Records to use START
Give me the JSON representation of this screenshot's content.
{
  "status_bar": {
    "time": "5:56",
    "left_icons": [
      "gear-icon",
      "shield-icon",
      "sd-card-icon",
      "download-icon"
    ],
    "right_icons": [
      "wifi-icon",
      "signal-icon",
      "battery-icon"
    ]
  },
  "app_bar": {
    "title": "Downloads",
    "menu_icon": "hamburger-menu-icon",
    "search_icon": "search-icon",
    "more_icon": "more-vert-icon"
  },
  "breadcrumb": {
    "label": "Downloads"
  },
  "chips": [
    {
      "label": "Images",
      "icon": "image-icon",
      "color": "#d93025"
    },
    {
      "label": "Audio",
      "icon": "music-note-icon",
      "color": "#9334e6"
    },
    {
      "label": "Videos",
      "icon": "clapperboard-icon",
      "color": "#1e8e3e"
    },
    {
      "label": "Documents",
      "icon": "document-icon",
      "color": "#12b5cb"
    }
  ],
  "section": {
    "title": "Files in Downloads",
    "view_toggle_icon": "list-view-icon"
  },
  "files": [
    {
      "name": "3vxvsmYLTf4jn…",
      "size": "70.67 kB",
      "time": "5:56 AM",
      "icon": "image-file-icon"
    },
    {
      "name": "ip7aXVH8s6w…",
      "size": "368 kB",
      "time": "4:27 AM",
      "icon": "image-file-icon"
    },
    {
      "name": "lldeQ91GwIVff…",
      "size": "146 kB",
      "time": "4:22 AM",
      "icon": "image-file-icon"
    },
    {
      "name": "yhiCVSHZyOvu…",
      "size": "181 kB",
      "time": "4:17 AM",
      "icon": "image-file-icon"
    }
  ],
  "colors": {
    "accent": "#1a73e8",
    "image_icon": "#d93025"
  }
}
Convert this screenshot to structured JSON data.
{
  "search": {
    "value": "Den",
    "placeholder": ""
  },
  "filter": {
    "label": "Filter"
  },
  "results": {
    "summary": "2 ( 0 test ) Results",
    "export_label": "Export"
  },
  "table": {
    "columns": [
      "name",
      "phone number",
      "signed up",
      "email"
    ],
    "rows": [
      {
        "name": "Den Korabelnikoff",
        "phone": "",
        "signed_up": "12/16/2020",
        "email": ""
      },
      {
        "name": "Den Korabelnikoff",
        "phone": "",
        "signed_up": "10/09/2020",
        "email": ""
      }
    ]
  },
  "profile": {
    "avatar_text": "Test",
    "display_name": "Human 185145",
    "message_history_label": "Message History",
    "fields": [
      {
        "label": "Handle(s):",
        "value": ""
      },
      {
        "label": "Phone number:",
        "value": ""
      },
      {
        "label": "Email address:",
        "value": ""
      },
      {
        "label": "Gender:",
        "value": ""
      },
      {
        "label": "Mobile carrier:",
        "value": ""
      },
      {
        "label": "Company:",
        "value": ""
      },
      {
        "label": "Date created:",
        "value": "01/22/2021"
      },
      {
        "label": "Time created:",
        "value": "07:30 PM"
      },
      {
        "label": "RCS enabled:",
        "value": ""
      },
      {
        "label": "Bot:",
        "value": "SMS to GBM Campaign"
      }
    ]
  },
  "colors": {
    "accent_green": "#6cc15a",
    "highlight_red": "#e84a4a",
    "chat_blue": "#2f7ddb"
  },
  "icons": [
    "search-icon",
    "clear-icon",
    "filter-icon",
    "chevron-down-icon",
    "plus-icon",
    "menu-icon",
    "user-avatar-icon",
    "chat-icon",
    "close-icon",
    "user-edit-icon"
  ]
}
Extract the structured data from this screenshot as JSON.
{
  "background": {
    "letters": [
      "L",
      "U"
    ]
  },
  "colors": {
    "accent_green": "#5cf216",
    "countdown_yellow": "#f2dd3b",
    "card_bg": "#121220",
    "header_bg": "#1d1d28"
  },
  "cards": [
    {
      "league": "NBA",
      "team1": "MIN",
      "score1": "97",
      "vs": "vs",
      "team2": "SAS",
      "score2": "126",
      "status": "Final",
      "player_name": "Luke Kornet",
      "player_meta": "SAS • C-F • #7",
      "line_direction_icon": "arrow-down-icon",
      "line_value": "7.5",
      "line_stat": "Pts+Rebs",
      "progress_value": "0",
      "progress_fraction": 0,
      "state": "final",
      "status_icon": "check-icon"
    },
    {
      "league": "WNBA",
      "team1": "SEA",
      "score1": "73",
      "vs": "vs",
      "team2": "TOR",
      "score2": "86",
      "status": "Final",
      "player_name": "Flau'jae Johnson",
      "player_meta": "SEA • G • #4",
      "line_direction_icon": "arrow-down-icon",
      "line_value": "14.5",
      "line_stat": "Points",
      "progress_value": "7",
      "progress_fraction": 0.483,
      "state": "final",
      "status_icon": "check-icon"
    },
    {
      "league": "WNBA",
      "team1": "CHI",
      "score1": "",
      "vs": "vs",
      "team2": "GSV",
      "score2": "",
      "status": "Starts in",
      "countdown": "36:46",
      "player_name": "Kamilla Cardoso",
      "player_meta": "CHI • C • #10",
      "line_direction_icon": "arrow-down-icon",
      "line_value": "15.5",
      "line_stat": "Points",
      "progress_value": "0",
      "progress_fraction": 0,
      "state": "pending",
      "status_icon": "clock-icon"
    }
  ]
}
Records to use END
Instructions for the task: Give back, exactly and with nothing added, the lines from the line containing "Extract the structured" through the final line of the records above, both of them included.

Solution to the exercise:
Extract the structured data from this screenshot as JSON.
{
  "background": {
    "letters": [
      "L",
      "U"
    ]
  },
  "colors": {
    "accent_green": "#5cf216",
    "countdown_yellow": "#f2dd3b",
    "card_bg": "#121220",
    "header_bg": "#1d1d28"
  },
  "cards": [
    {
      "league": "NBA",
      "team1": "MIN",
      "score1": "97",
      "vs": "vs",
      "team2": "SAS",
      "score2": "126",
      "status": "Final",
      "player_name": "Luke Kornet",
      "player_meta": "SAS • C-F • #7",
      "line_direction_icon": "arrow-down-icon",
      "line_value": "7.5",
      "line_stat": "Pts+Rebs",
      "progress_value": "0",
      "progress_fraction": 0,
      "state": "final",
      "status_icon": "check-icon"
    },
    {
      "league": "WNBA",
      "team1": "SEA",
      "score1": "73",
      "vs": "vs",
      "team2": "TOR",
      "score2": "86",
      "status": "Final",
      "player_name": "Flau'jae Johnson",
      "player_meta": "SEA • G • #4",
      "line_direction_icon": "arrow-down-icon",
      "line_value": "14.5",
      "line_stat": "Points",
      "progress_value": "7",
      "progress_fraction": 0.483,
      "state": "final",
      "status_icon": "check-icon"
    },
    {
      "league": "WNBA",
      "team1": "CHI",
      "score1": "",
      "vs": "vs",
      "team2": "GSV",
      "score2": "",
      "status": "Starts in",
      "countdown": "36:46",
      "player_name": "Kamilla Cardoso",
      "player_meta": "CHI • C • #10",
      "line_direction_icon": "arrow-down-icon",
      "line_value": "15.5",
      "line_stat": "Points",
      "progress_value": "0",
      "progress_fraction": 0,
      "state": "pending",
      "status_icon": "clock-icon"
    }
  ]
}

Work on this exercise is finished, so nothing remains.